── Records provided

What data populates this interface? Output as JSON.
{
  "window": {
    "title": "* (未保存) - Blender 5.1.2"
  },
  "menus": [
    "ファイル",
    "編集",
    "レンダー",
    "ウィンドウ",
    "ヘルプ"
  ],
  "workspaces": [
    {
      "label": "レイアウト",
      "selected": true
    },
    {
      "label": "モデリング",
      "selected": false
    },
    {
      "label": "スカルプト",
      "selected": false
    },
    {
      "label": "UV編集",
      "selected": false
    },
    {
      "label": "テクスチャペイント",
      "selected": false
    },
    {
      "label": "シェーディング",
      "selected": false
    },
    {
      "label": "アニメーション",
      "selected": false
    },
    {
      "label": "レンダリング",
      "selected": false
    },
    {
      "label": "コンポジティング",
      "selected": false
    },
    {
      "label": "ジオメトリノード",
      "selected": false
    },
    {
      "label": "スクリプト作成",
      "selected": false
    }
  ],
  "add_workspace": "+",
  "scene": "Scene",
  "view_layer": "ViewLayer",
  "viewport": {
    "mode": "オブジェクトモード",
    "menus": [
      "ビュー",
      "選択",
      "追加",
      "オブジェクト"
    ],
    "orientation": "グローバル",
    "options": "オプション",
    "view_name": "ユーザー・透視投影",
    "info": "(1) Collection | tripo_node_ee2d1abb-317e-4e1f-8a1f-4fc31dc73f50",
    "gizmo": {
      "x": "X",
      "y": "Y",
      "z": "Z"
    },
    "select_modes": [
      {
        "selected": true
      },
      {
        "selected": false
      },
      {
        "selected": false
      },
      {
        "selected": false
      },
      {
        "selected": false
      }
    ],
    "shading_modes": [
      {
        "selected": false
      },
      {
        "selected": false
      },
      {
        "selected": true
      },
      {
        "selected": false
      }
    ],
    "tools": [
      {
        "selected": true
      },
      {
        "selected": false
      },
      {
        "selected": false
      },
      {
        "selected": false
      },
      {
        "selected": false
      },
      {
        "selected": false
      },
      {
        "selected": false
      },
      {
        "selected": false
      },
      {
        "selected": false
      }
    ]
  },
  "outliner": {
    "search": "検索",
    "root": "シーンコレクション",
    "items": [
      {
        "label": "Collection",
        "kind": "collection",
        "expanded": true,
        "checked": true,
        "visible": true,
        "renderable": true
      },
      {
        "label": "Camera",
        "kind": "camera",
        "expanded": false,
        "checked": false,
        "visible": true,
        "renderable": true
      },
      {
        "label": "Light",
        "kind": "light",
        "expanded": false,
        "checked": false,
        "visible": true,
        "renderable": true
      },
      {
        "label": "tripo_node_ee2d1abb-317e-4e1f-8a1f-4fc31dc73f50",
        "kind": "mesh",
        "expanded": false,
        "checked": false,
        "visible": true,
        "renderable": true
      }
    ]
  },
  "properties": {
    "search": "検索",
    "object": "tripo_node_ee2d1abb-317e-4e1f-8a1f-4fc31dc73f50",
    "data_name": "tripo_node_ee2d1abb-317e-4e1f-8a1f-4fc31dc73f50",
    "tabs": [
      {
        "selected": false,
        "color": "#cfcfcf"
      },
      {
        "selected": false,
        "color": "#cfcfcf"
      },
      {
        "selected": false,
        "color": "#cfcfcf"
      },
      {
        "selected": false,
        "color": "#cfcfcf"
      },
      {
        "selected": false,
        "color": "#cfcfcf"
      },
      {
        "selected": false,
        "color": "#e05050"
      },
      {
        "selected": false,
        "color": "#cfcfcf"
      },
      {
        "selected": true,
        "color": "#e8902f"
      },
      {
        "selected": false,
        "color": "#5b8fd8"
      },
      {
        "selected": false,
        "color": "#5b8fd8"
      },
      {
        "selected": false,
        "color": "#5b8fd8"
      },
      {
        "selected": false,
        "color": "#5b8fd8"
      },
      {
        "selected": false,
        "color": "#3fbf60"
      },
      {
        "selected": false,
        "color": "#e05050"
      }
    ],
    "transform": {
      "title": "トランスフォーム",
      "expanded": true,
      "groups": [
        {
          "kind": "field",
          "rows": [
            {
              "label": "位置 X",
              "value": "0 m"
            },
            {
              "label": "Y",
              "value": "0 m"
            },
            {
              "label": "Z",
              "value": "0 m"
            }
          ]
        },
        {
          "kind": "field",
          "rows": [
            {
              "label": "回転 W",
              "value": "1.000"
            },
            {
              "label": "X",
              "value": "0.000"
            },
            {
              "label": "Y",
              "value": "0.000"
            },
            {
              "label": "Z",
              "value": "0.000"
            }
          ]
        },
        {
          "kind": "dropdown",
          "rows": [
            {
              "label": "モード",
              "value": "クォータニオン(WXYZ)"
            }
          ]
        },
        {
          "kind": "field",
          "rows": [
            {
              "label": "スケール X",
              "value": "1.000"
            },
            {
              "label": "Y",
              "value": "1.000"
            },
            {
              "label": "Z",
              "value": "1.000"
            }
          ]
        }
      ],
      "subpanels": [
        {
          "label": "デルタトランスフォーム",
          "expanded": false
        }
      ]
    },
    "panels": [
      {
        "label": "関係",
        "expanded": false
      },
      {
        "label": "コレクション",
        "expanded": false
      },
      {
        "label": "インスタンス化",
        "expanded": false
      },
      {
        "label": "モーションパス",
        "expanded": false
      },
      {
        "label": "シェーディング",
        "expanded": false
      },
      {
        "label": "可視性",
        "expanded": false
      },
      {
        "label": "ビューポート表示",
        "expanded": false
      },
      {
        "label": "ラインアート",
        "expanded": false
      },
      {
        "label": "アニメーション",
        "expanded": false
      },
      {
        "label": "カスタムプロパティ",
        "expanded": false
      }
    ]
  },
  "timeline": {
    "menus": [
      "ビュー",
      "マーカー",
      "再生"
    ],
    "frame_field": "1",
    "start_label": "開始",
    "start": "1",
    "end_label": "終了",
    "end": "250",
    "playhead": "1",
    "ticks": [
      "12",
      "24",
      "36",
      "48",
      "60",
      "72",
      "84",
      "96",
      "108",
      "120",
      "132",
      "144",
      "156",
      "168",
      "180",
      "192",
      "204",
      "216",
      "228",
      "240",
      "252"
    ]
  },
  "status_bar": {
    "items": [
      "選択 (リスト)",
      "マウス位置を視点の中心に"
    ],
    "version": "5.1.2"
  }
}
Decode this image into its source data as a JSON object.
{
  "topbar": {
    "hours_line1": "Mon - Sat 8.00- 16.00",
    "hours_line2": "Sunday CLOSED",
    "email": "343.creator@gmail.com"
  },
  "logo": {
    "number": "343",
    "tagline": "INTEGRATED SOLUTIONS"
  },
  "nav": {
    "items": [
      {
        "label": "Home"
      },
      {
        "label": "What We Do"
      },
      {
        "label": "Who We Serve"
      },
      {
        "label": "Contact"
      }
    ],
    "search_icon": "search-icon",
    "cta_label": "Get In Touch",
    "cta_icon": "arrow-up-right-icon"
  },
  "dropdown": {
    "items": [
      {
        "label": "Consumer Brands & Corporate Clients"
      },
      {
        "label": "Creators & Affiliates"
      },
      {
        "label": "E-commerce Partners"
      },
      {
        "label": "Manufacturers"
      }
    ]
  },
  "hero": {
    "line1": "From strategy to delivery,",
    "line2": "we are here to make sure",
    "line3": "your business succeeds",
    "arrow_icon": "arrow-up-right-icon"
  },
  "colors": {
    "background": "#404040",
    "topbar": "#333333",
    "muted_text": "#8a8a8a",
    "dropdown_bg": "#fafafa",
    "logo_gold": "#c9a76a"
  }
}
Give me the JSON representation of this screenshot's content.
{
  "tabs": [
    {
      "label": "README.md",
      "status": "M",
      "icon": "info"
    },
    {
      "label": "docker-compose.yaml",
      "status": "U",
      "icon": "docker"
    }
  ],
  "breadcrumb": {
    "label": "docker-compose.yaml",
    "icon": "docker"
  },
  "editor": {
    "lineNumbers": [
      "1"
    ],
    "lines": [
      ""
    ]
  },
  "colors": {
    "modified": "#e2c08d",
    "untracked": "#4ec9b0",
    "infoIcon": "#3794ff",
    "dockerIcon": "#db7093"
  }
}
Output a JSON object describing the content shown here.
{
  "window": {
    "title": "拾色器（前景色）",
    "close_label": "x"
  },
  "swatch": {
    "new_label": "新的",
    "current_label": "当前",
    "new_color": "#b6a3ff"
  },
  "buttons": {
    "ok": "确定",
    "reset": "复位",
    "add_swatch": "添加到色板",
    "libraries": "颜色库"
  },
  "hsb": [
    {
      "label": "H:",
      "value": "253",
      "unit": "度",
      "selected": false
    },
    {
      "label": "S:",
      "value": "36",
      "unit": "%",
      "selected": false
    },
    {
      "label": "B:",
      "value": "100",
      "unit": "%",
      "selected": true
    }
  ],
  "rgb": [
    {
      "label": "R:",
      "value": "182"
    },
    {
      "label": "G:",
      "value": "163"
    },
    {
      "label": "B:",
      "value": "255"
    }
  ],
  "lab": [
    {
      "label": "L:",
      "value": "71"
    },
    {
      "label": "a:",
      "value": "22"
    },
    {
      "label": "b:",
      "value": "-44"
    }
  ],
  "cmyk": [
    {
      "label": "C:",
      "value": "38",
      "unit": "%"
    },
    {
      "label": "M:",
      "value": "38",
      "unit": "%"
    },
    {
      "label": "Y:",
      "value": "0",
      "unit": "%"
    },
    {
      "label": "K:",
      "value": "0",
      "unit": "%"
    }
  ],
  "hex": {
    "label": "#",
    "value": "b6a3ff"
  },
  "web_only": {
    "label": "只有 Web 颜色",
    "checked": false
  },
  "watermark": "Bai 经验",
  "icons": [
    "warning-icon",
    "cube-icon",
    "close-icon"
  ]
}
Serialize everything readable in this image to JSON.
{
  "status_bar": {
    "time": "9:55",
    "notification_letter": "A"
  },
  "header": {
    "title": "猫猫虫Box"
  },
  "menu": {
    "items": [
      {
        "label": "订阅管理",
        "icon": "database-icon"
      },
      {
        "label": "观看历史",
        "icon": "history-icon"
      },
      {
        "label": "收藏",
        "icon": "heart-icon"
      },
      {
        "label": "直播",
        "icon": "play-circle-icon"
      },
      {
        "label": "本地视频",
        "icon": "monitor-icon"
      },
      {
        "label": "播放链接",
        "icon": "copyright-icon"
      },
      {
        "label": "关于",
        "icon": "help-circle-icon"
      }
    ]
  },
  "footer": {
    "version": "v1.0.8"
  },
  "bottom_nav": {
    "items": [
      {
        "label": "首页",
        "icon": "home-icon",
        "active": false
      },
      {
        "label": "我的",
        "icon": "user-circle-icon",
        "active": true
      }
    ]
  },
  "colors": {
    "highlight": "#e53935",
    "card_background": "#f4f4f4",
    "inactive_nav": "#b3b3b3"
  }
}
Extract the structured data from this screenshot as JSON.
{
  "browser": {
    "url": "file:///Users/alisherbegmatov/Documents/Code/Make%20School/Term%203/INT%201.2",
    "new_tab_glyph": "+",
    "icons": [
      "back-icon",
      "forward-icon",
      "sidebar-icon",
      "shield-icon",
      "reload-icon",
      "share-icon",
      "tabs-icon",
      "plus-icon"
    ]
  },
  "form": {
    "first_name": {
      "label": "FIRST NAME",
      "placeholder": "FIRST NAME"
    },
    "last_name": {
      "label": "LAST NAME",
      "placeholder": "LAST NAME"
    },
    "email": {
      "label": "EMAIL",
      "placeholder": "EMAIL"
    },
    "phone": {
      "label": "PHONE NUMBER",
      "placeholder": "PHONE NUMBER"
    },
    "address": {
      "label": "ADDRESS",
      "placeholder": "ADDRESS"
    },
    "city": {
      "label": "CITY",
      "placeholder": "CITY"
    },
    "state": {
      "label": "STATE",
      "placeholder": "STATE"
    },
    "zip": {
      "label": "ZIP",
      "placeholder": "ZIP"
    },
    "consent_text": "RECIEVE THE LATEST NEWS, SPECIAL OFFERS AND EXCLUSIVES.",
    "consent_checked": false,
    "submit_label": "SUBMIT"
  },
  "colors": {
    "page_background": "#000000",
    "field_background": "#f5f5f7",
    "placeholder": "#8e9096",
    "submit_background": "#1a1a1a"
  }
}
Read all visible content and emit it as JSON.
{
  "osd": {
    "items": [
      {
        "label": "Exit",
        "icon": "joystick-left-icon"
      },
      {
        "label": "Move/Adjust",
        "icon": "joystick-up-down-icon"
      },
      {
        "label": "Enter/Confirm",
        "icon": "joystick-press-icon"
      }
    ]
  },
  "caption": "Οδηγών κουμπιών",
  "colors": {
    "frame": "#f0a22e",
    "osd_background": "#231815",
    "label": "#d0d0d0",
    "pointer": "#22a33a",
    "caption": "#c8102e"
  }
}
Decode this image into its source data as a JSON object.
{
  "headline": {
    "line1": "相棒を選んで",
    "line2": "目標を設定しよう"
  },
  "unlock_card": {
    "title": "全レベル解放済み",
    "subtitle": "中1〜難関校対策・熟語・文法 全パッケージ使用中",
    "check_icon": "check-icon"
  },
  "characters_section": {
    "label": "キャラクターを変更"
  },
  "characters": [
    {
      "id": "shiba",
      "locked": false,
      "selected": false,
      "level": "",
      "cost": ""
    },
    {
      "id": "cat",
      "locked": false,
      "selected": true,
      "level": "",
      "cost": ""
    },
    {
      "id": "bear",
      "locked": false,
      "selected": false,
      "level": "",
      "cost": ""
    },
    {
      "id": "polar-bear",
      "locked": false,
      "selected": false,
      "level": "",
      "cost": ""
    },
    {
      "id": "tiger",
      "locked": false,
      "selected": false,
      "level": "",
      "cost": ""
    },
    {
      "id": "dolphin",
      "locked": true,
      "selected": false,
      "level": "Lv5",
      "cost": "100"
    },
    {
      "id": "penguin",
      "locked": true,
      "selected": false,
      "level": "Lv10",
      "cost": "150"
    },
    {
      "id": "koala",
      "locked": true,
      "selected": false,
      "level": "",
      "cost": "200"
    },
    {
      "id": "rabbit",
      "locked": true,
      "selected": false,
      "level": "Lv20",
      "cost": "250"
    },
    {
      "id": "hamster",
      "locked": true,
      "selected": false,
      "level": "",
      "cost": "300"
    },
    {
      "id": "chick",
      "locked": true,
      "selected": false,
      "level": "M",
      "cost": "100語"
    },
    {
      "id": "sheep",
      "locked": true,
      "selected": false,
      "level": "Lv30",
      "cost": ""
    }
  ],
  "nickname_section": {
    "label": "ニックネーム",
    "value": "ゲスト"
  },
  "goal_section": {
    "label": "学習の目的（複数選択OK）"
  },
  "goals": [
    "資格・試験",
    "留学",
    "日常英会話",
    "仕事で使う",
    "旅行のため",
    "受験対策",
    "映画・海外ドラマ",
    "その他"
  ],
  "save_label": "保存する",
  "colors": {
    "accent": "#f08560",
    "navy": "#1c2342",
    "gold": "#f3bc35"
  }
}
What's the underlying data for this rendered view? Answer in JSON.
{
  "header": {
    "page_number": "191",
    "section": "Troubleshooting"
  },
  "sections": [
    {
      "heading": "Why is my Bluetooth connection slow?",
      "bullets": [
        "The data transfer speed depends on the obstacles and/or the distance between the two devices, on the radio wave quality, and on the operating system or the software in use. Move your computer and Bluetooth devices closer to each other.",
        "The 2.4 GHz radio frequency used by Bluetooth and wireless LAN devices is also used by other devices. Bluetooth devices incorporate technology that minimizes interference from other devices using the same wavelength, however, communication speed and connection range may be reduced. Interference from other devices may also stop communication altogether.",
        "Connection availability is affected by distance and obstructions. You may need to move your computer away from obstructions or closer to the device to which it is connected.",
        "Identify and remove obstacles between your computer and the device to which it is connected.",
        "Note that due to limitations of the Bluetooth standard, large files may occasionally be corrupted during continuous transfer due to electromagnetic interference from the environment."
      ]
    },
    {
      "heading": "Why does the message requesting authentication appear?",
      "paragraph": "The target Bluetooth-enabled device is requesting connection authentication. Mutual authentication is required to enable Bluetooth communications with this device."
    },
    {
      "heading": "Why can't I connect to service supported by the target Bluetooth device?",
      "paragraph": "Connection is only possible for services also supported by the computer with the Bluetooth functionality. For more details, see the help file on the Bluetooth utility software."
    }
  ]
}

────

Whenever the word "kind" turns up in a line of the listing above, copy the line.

## Answer space
        "kind": "collection",
        "kind": "camera",
        "kind": "light",
        "kind": "mesh",
          "kind": "field",
          "kind": "field",
          "kind": "dropdown",
          "kind": "field",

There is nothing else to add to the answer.